Australia's first 'collective PPA' nears completion

AUSTRALIA: Universities, city councils and companies around Melbourne are in the process of finalising the country's first collective power purchase agreements (PPAs) from an 80MW wind farm.

The City of Melbourne (above) led the collaborative Melbourne Renewable Energy Project (pic credit: Chris Phutully)
The City of Melbourne (above) led the collaborative Melbourne Renewable Energy Project (pic credit: Chris Phutully)

The 39-turbine Crowlands wind farm in the south-eastern state of Victoria won a tender to sell 88GWh of energy to organisations including the University of Melbourne, the City of Melbourne and Bank Australia.

The group said it is finalising contracts with developer Pacific Hydro, which it selected as the preferred supplier in its Melbourne Renewable Energy Project — a tender the organisations launched to source renewable energy.

The group PPA is believed to be an Australian first.

Deputy lord mayor of Melbourne, Arron Wood, said: "This model can be replicated all over Australia and internationally, where practical, by groups of cities, businesses, and community members.

"This project adds to a growing number of organisations and governments going direct to market to purchase renewables, but never before has it been proven that such a large number of partners can come together and make it work."

The group also includes Royal Melbourne Institute of Technology, public space Federation Square, City of Port Phillip, City of Yarra, Moreland City Council, Bank Australia, Zoos Victoria, civil infrastructure and environmental services provider Citywide, National Australia Bank, mail company Australia Post, Melbourne Convention and Exhibition Centre and tech company Nextdc.

Arron Wood added that the consortium would be releasing a handbook about the group PPA, providing a roadmap for other groups interested in buying renewable energy together.

The Crowlands project has received all relevant planning approvals, but Pacific Hydro has yet to achieve financial close on the site’s construction contracts. 

Similar to the US, many Australian state and city governments are supporting the development of renewable power, in contrast to the federal governments' apparent apathy towards clean energy.
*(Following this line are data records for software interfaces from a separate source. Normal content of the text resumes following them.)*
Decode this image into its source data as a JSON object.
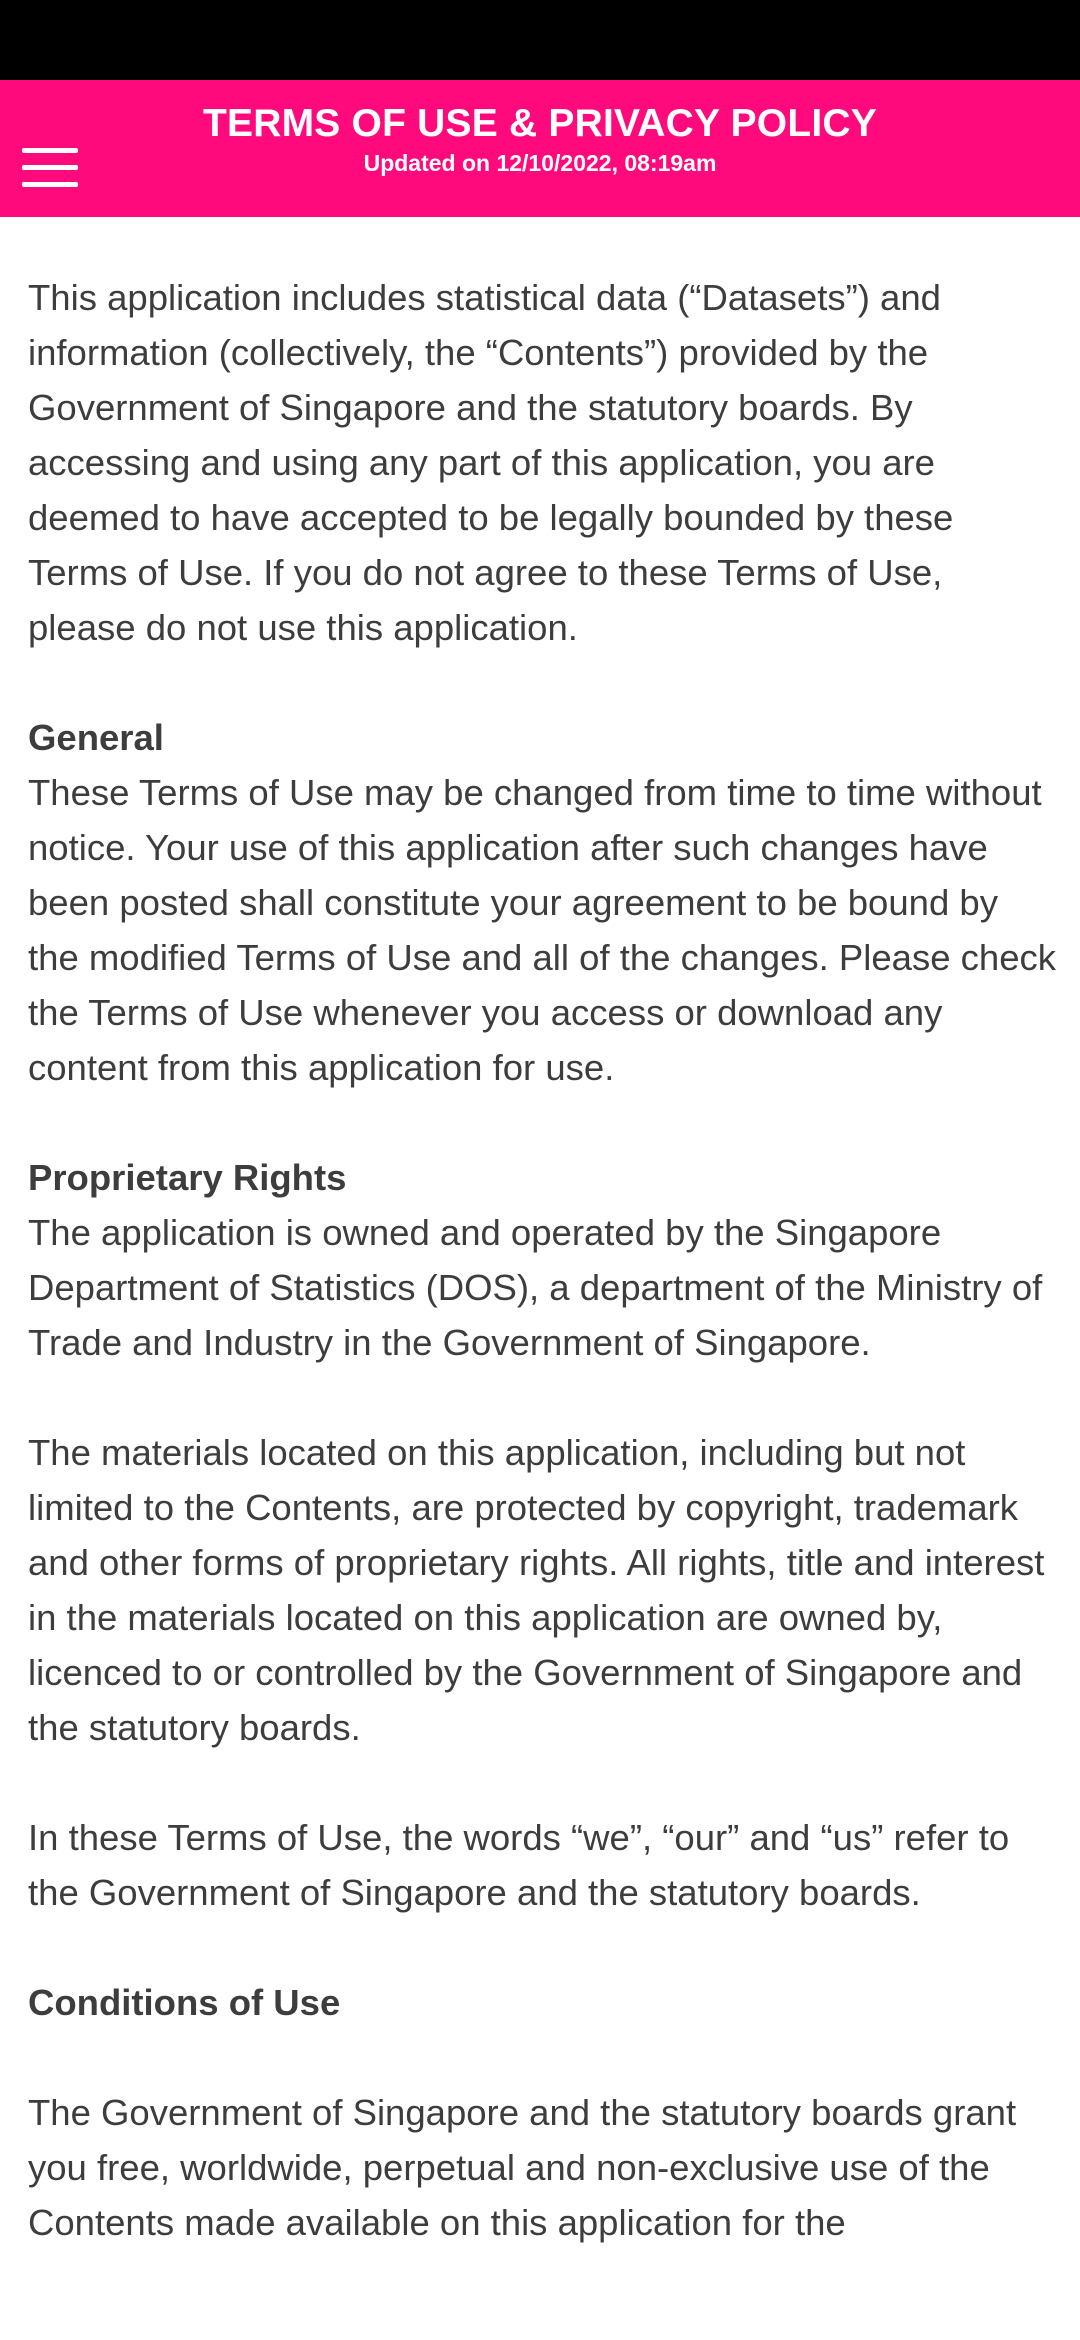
{
  "header": {
    "title": "TERMS OF USE & PRIVACY POLICY",
    "subtitle": "Updated on 12/10/2022, 08:19am",
    "menu_icon": "hamburger-menu-icon",
    "background_color": "#ff0a7d"
  },
  "content": {
    "intro": "This application includes statistical data (“Datasets”) and information (collectively, the “Contents”) provided by the Government of Singapore and the statutory boards. By accessing and using any part of this application, you are deemed to have accepted to be legally bounded by these Terms of Use. If you do not agree to these Terms of Use, please do not use this application.",
    "general_heading": "General",
    "general_text": "These Terms of Use may be changed from time to time without notice. Your use of this application after such changes have been posted shall constitute your agreement to be bound by the modified Terms of Use and all of the changes. Please check the Terms of Use whenever you access or download any content from this application for use.",
    "proprietary_heading": "Proprietary Rights",
    "proprietary_text_1": "The application is owned and operated by the Singapore Department of Statistics (DOS), a department of the Ministry of Trade and Industry in the Government of Singapore.",
    "proprietary_text_2": "The materials located on this application, including but not limited to the Contents, are protected by copyright, trademark and other forms of proprietary rights. All rights, title and interest in the materials located on this application are owned by, licenced to or controlled by the Government of Singapore and the statutory boards.",
    "proprietary_text_3": "In these Terms of Use, the words “we”, “our” and “us” refer to the Government of Singapore and the statutory boards.",
    "conditions_heading": "Conditions of Use",
    "conditions_text": "The Government of Singapore and the statutory boards grant you free, worldwide, perpetual and non-exclusive use of the Contents made available on this application for the"
  }
}
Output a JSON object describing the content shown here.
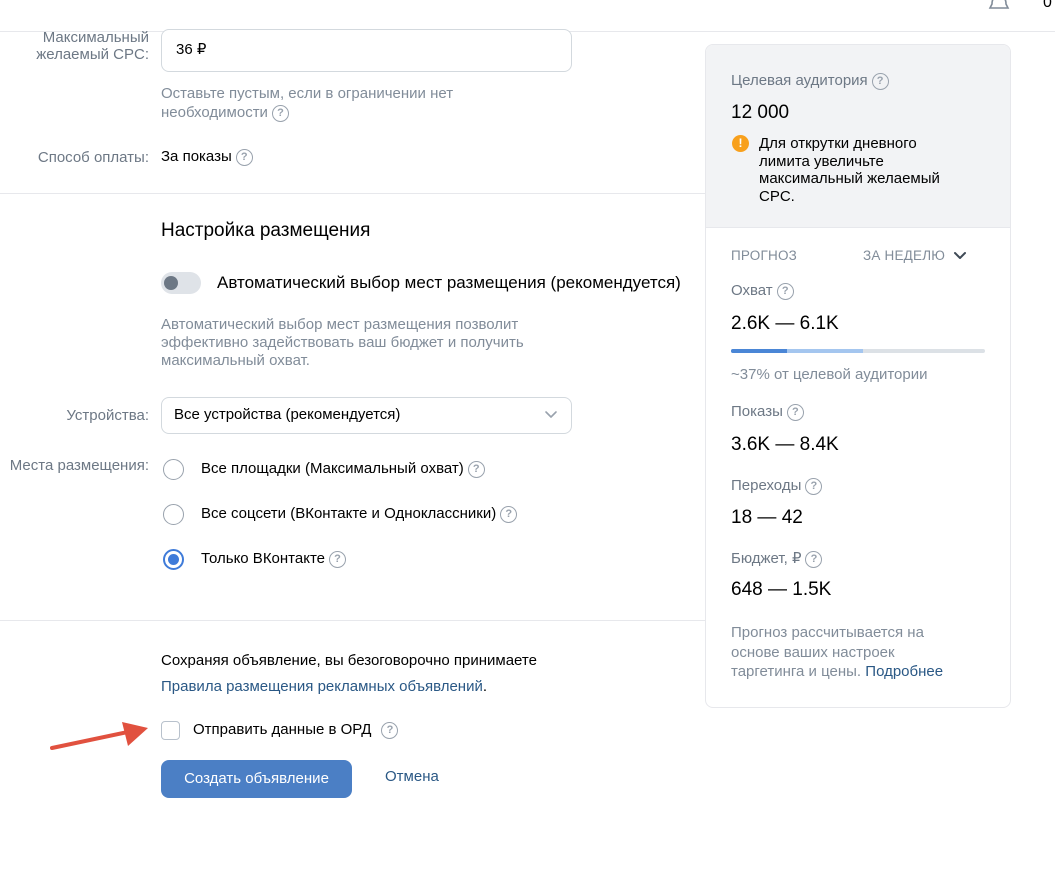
{
  "topbar": {
    "notification_count": "0"
  },
  "cpc": {
    "label_line1": "Максимальный",
    "label_line2": "желаемый CPC:",
    "value": "36 ₽",
    "hint_line1": "Оставьте пустым, если в ограничении нет",
    "hint_line2": "необходимости"
  },
  "payment": {
    "label": "Способ оплаты:",
    "value": "За показы"
  },
  "placement": {
    "title": "Настройка размещения",
    "auto_label": "Автоматический выбор мест размещения (рекомендуется)",
    "auto_enabled": false,
    "auto_hint_line1": "Автоматический выбор мест размещения позволит",
    "auto_hint_line2": "эффективно задействовать ваш бюджет и получить",
    "auto_hint_line3": "максимальный охват.",
    "devices_label": "Устройства:",
    "devices_value": "Все устройства (рекомендуется)",
    "places_label": "Места размещения:",
    "options": [
      {
        "label": "Все площадки (Максимальный охват)",
        "selected": false
      },
      {
        "label": "Все соцсети (ВКонтакте и Одноклассники)",
        "selected": false
      },
      {
        "label": "Только ВКонтакте",
        "selected": true
      }
    ]
  },
  "footer": {
    "agreement_text": "Сохраняя объявление, вы безоговорочно принимаете",
    "rules_link": "Правила размещения рекламных объявлений",
    "rules_dot": ".",
    "ord_label": "Отправить данные в ОРД",
    "ord_checked": false,
    "create_button": "Создать объявление",
    "cancel_button": "Отмена"
  },
  "panel": {
    "audience_label": "Целевая аудитория",
    "audience_value": "12 000",
    "warning_line1": "Для открутки дневного",
    "warning_line2": "лимита увеличьте",
    "warning_line3": "максимальный желаемый",
    "warning_line4": "CPC.",
    "forecast_label": "ПРОГНОЗ",
    "period_label": "ЗА НЕДЕЛЮ",
    "reach_label": "Охват",
    "reach_value": "2.6K — 6.1K",
    "reach_bar": {
      "dark_fraction": 0.22,
      "light_fraction": 0.52
    },
    "reach_hint": "~37% от целевой аудитории",
    "impressions_label": "Показы",
    "impressions_value": "3.6K — 8.4K",
    "clicks_label": "Переходы",
    "clicks_value": "18 — 42",
    "budget_label": "Бюджет, ₽",
    "budget_value": "648 — 1.5K",
    "note_line1": "Прогноз рассчитывается на",
    "note_line2": "основе ваших настроек",
    "note_line3": "таргетинга и цены.",
    "note_link": "Подробнее"
  },
  "colors": {
    "primary": "#4b7fc5",
    "link": "#2a5885",
    "warning": "#f8a01c",
    "bar_dark": "#4a86d6",
    "bar_light": "#a4c6ef",
    "arrow": "#e1513f"
  }
}
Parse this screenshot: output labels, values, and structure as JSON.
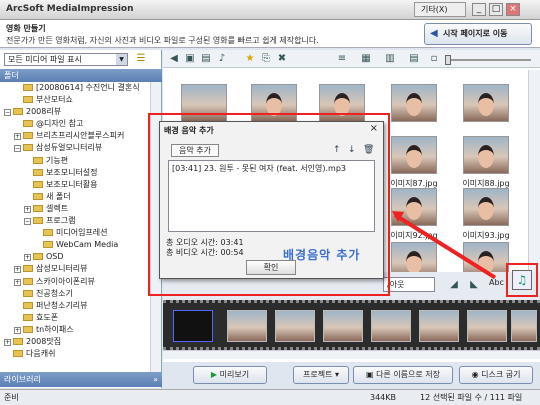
{
  "app": {
    "title": "ArcSoft MediaImpression",
    "etc_menu": "기타(X)",
    "min": "_",
    "max": "□",
    "close": "×"
  },
  "header": {
    "title": "영화 만들기",
    "subtitle": "전문가가 만든 영화처럼, 자신의 사진과 비디오 파일로 구성된 영화를 빠르고 쉽게 제작합니다.",
    "back_button": "시작 페이지로 이동"
  },
  "left": {
    "filter_label": "모든 미디어 파일 표시",
    "folder_header": "폴더",
    "tree": [
      {
        "label": "[20080614] 수진언니 결혼식",
        "indent": 1,
        "pm": ""
      },
      {
        "label": "부산모터쇼",
        "indent": 1,
        "pm": ""
      },
      {
        "label": "2008리뷰",
        "indent": 0,
        "pm": "−"
      },
      {
        "label": "@디자인 참고",
        "indent": 1,
        "pm": ""
      },
      {
        "label": "브리츠프리시안블루스피커",
        "indent": 1,
        "pm": "+"
      },
      {
        "label": "삼성듀얼모니터리뷰",
        "indent": 1,
        "pm": "−"
      },
      {
        "label": "기능편",
        "indent": 2,
        "pm": ""
      },
      {
        "label": "보조모니터설정",
        "indent": 2,
        "pm": ""
      },
      {
        "label": "보조모니터활용",
        "indent": 2,
        "pm": ""
      },
      {
        "label": "새 폴더",
        "indent": 2,
        "pm": ""
      },
      {
        "label": "셀렉트",
        "indent": 2,
        "pm": "+"
      },
      {
        "label": "프로그램",
        "indent": 2,
        "pm": "−"
      },
      {
        "label": "미디어임프레션",
        "indent": 3,
        "pm": ""
      },
      {
        "label": "WebCam Media",
        "indent": 3,
        "pm": ""
      },
      {
        "label": "OSD",
        "indent": 2,
        "pm": "+"
      },
      {
        "label": "삼성모니터리뷰",
        "indent": 1,
        "pm": "+"
      },
      {
        "label": "스카이아이폰리뷰",
        "indent": 1,
        "pm": "+"
      },
      {
        "label": "진공청소기",
        "indent": 1,
        "pm": ""
      },
      {
        "label": "퍼난청소기리뷰",
        "indent": 1,
        "pm": ""
      },
      {
        "label": "효도폰",
        "indent": 1,
        "pm": ""
      },
      {
        "label": "tn하이패스",
        "indent": 1,
        "pm": "+"
      },
      {
        "label": "2008맛집",
        "indent": 0,
        "pm": "+"
      },
      {
        "label": "다음캐쉬",
        "indent": 0,
        "pm": ""
      }
    ],
    "library_label": "라이브러리"
  },
  "thumbs": {
    "labels": [
      "이미지87.jpg",
      "이미지88.jpg",
      "이미지92.jpg",
      "이미지93.jpg"
    ]
  },
  "dialog": {
    "title": "배경 음악 추가",
    "close": "×",
    "add_button": "음악 추가",
    "track": "[03:41] 23. 원투 - 못된 여자 (feat. 서인영).mp3",
    "total_audio": "총 오디오 시간: 03:41",
    "total_video": "총 비디오 시간: 00:54",
    "ok_button": "확인"
  },
  "callout": "배경음악 추가",
  "editbar": {
    "transition_select": "/아웃",
    "text_tool": "Abc"
  },
  "bottom": {
    "preview": "미리보기",
    "project": "프로젝트",
    "save_as": "다른 이름으로 저장",
    "burn": "디스크 굽기"
  },
  "status": {
    "left": "준비",
    "size": "344KB",
    "count": "12 선택된 파일 수 / 111 파일"
  }
}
Have you registered with us yet?

Register now to enjoy more articles
and free email bulletins.

Sign up now
Already registered?
Sign in